In other words, the consensus algorithms come with a set of rules that everyone involved in the network needs to follow. Besides, there should be enough node participation to implement a particular consensus method.
How Does Blockchain Work: A Step-by-Step Guide
You can follow these basic steps to get started right with Blockchain.
Step 1: First, your transaction is requested on the given network. The transaction may be of any kind – either of some monetary value or the transmission of some vital information.
Step 2: Next, a block is created to record and store the requested transactional information. However, in this stage, the transaction would not be validated yet.
Step 3: The new block containing your transactional information is then sent to different nodes of that network. If you are using a public Blockchain, the transaction will be sent to every node in the chain. Every block within that chain holds data about the current and the previous block hash values.
Step 4: In this step, the nodes begin to get validated as per the particular consensus algorithms of the Blockchain used. For example, if the Blockchain is a Bitcoin, the PoW method will be used. Different Blockchains floor different consensus methods.
Step 5: After getting validated successfully, the node will now receive a reward depending on its effort.
Step 6: Finally, the transaction is marked complete after the validation of the node.
By going through several steps and safety processes, you can be sure of the highest forms of security in a Blockchain network.
The Use Cases of Blockchain
Learning about the use cases of Blockchain technology will give you an idea of the practical scenario in the cryptocurrency market; you will also be able to understand how various industries work to meet large-scale productions and supply chains.
In the previous year, cross-border payments were considered the most significant individual use case for Blockchain technology, as it alone has accounted for nearly 16% of the global Blockchain market. Next comes the industry of lot lineage and provenance, which has accounted for a good 10.7% market share.
Apart from the above, some of the widespread use cases of Blockchain technology include:
Supply Chain Management: Blockchain in supply chain systems helps businesses track the flow of their products efficiently and accurately, thus eliminating any counterfeiting problems. It not only reduces business losses but also improves transparency, cost-efficiency, and customer satisfaction rates.

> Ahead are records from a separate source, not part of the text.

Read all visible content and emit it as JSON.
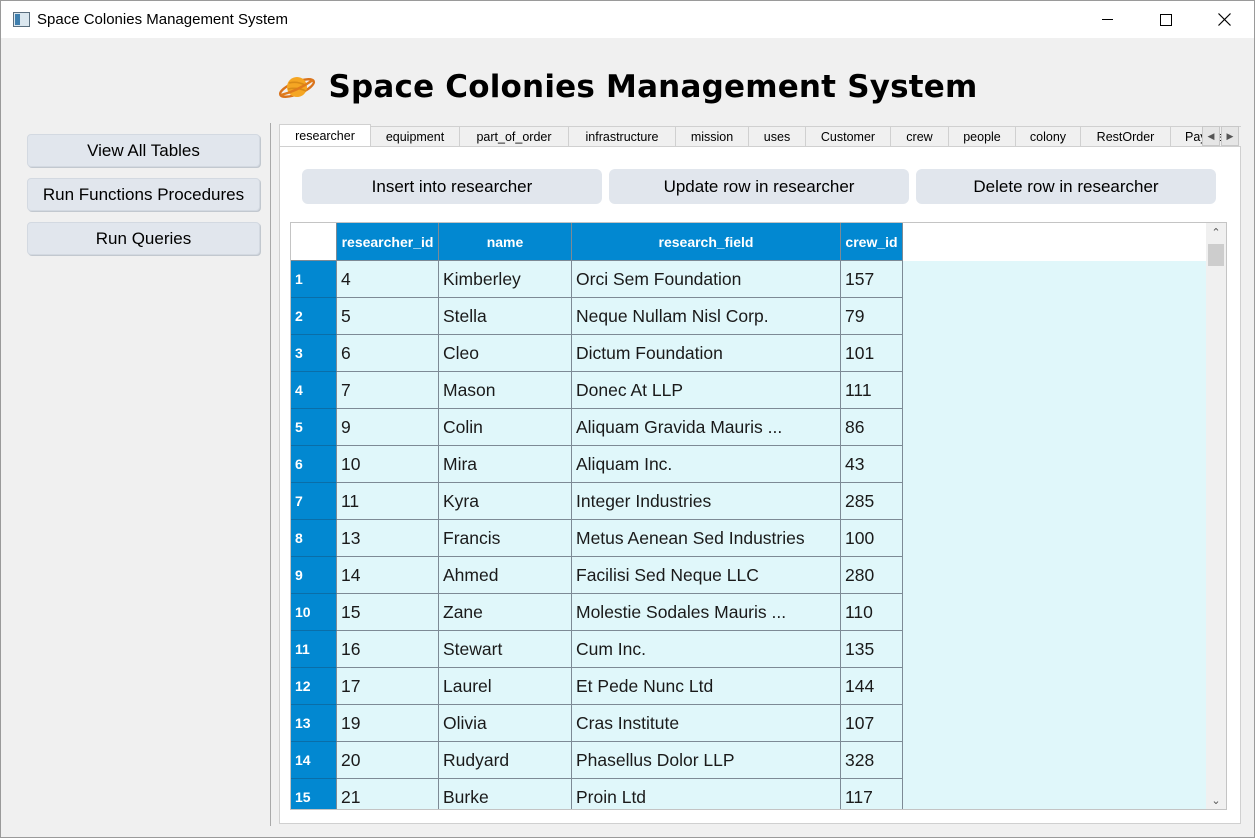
{
  "window": {
    "title": "Space Colonies Management System"
  },
  "header": {
    "title": "Space Colonies Management System",
    "icon": "ringed-planet-icon"
  },
  "sidebar": {
    "buttons": [
      "View All Tables",
      "Run Functions  Procedures",
      "Run Queries"
    ]
  },
  "tabs": [
    "researcher",
    "equipment",
    "part_of_order",
    "infrastructure",
    "mission",
    "uses",
    "Customer",
    "crew",
    "people",
    "colony",
    "RestOrder",
    "Payment"
  ],
  "active_tab": "researcher",
  "actions": {
    "insert_label": "Insert into researcher",
    "update_label": "Update row in researcher",
    "delete_label": "Delete row in researcher"
  },
  "table": {
    "columns": [
      "researcher_id",
      "name",
      "research_field",
      "crew_id"
    ],
    "rows": [
      {
        "num": "1",
        "cells": [
          "4",
          "Kimberley",
          "Orci Sem Foundation",
          "157"
        ]
      },
      {
        "num": "2",
        "cells": [
          "5",
          "Stella",
          "Neque Nullam Nisl Corp.",
          "79"
        ]
      },
      {
        "num": "3",
        "cells": [
          "6",
          "Cleo",
          "Dictum Foundation",
          "101"
        ]
      },
      {
        "num": "4",
        "cells": [
          "7",
          "Mason",
          "Donec At LLP",
          "111"
        ]
      },
      {
        "num": "5",
        "cells": [
          "9",
          "Colin",
          "Aliquam Gravida Mauris ...",
          "86"
        ]
      },
      {
        "num": "6",
        "cells": [
          "10",
          "Mira",
          "Aliquam Inc.",
          "43"
        ]
      },
      {
        "num": "7",
        "cells": [
          "11",
          "Kyra",
          "Integer Industries",
          "285"
        ]
      },
      {
        "num": "8",
        "cells": [
          "13",
          "Francis",
          "Metus Aenean Sed Industries",
          "100"
        ]
      },
      {
        "num": "9",
        "cells": [
          "14",
          "Ahmed",
          "Facilisi Sed Neque LLC",
          "280"
        ]
      },
      {
        "num": "10",
        "cells": [
          "15",
          "Zane",
          "Molestie Sodales Mauris ...",
          "110"
        ]
      },
      {
        "num": "11",
        "cells": [
          "16",
          "Stewart",
          "Cum Inc.",
          "135"
        ]
      },
      {
        "num": "12",
        "cells": [
          "17",
          "Laurel",
          "Et Pede Nunc Ltd",
          "144"
        ]
      },
      {
        "num": "13",
        "cells": [
          "19",
          "Olivia",
          "Cras Institute",
          "107"
        ]
      },
      {
        "num": "14",
        "cells": [
          "20",
          "Rudyard",
          "Phasellus Dolor LLP",
          "328"
        ]
      },
      {
        "num": "15",
        "cells": [
          "21",
          "Burke",
          "Proin Ltd",
          "117"
        ]
      }
    ]
  },
  "colors": {
    "header_blue": "#0288d1",
    "cell_bg": "#e0f7fa",
    "button_bg": "#e1e6ed",
    "planet_orange": "#f5a623"
  }
}
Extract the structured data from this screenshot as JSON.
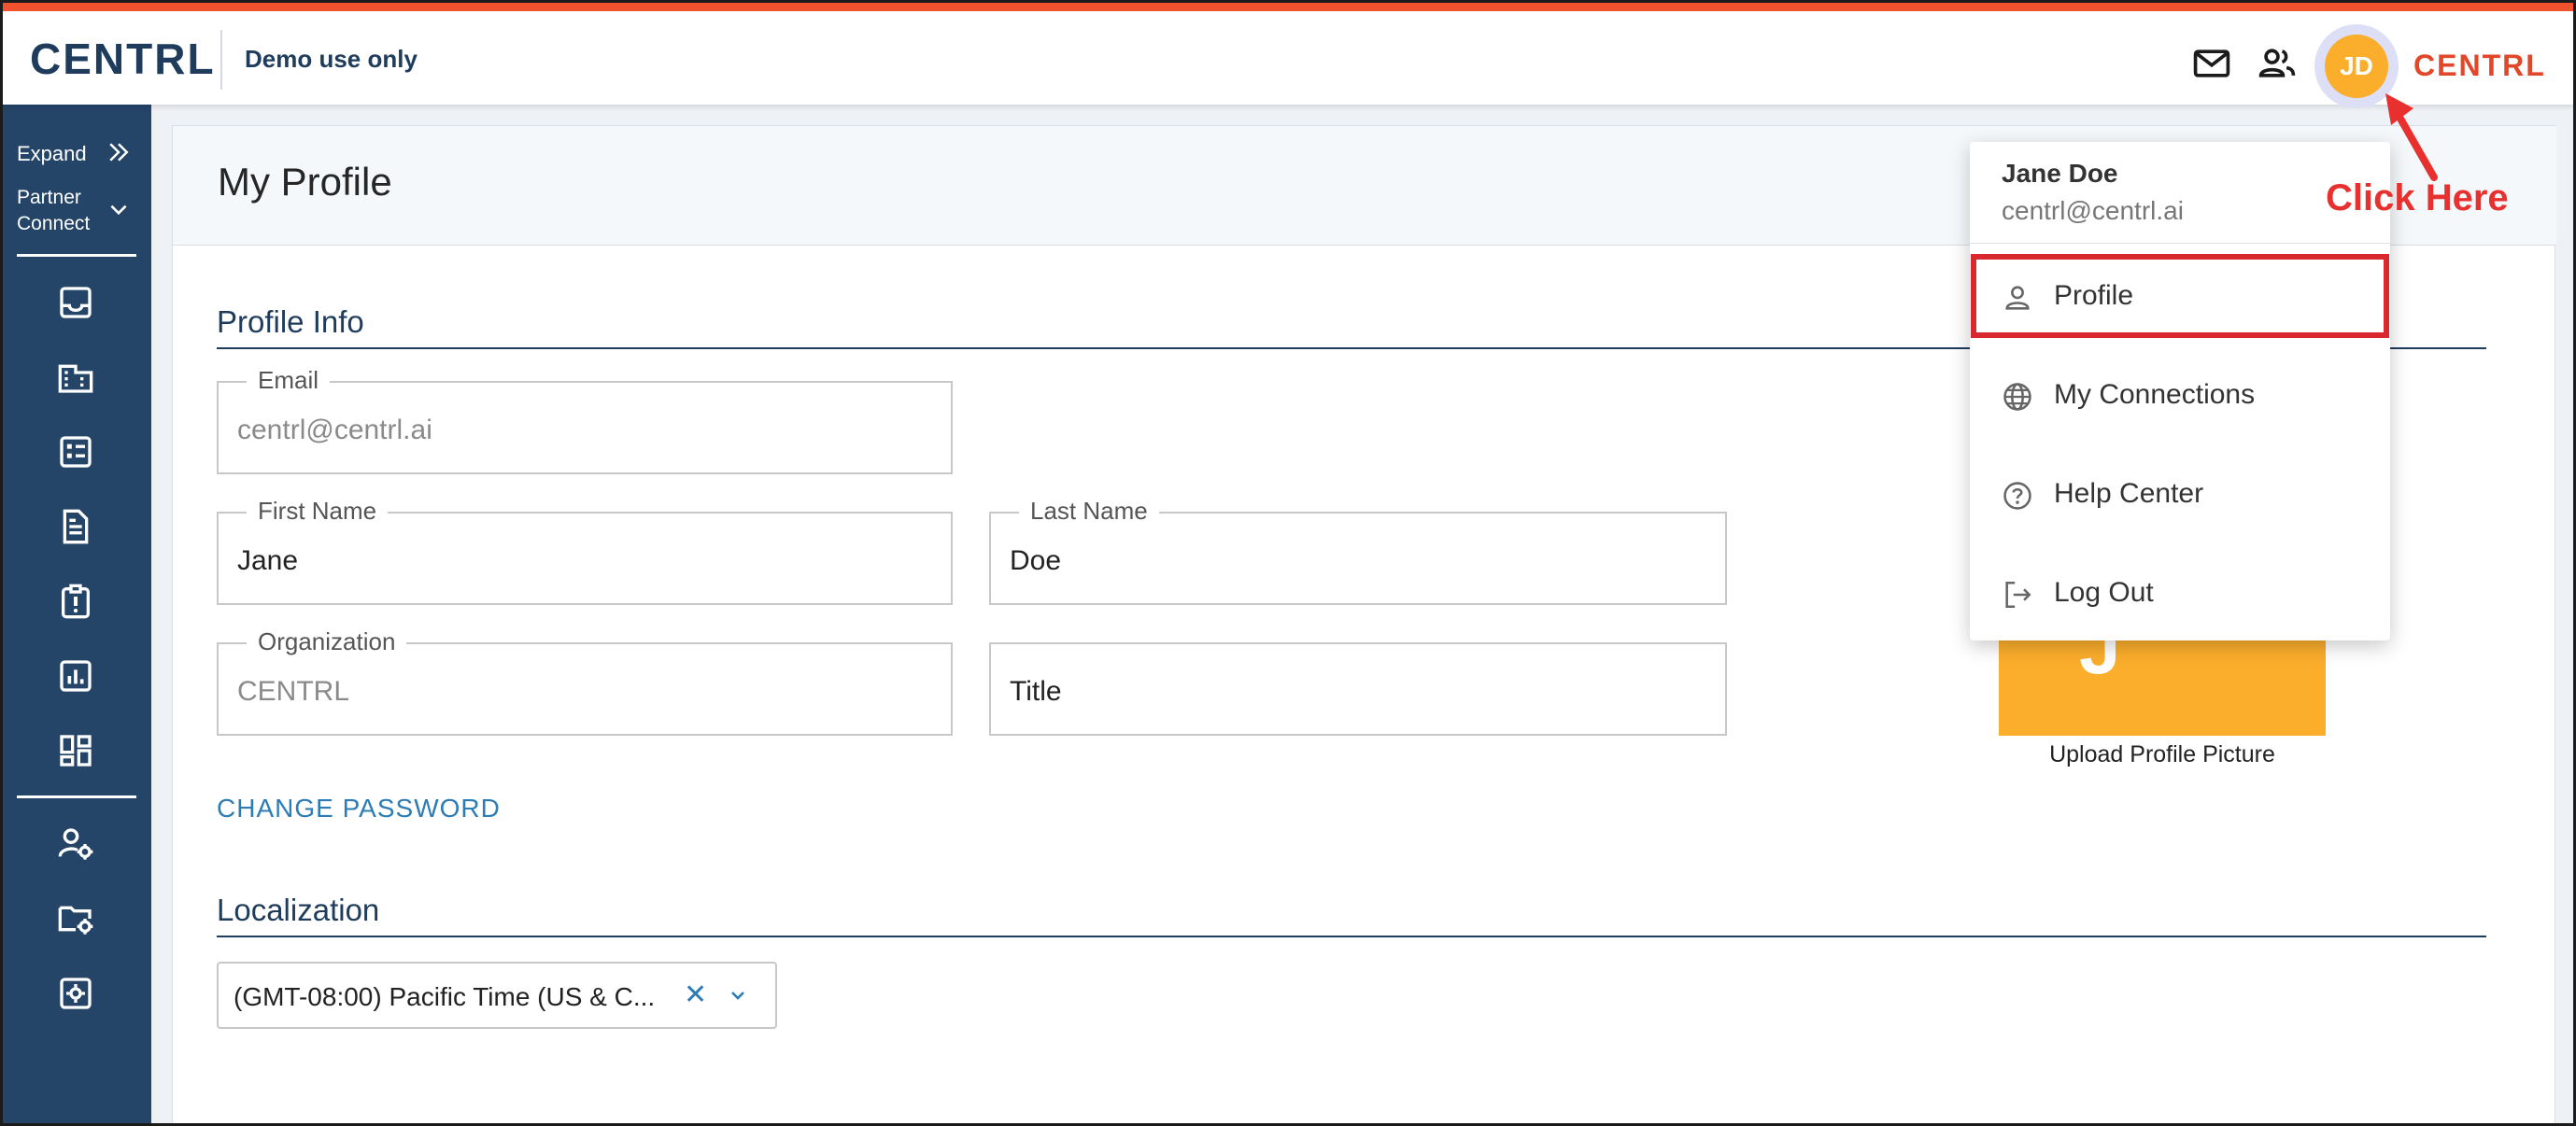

- Energy Market: Consumers these days need to wait for the energy distribution company to complete the installation process. However, with Blockchain, the nodes would trade and generate electricity without requiring any centralised authority, thus reducing waiting times.
- Healthcare: Using Blockchain, healthcare institutions can now have their patients’ reports stored safely over a Blockchain network. Healthcare professionals can easily retrieve this information later, thus making the caregiving process faster, smoother, and safer.
- Real Estate: If you use Blockchain for real estate, you will be benefited in numerous ways. Many players in this sector, many of whom are still struggling to set a firm foot.
However, suppose you use Blockchain in your real estate investments. In that case, you can expect a safe, smooth and efficient transaction, thanks to the smart contracts provided by Blockchain to automate property buying and selling tasks. It’s cost-effective and will also help you do an efficient ownership verification.
Blockchain has a promising future across various industries in the upcoming years, and it is undoubtedly going to change the ways businesses operate. According to research studies, by 2024, we can expect that enterprises would be spending around $20 billion every year on different Blockchain technical solutions.
So, if you haven’t already, it’s time to start now to get ready for the new world of cryptocurrency and Blockchain.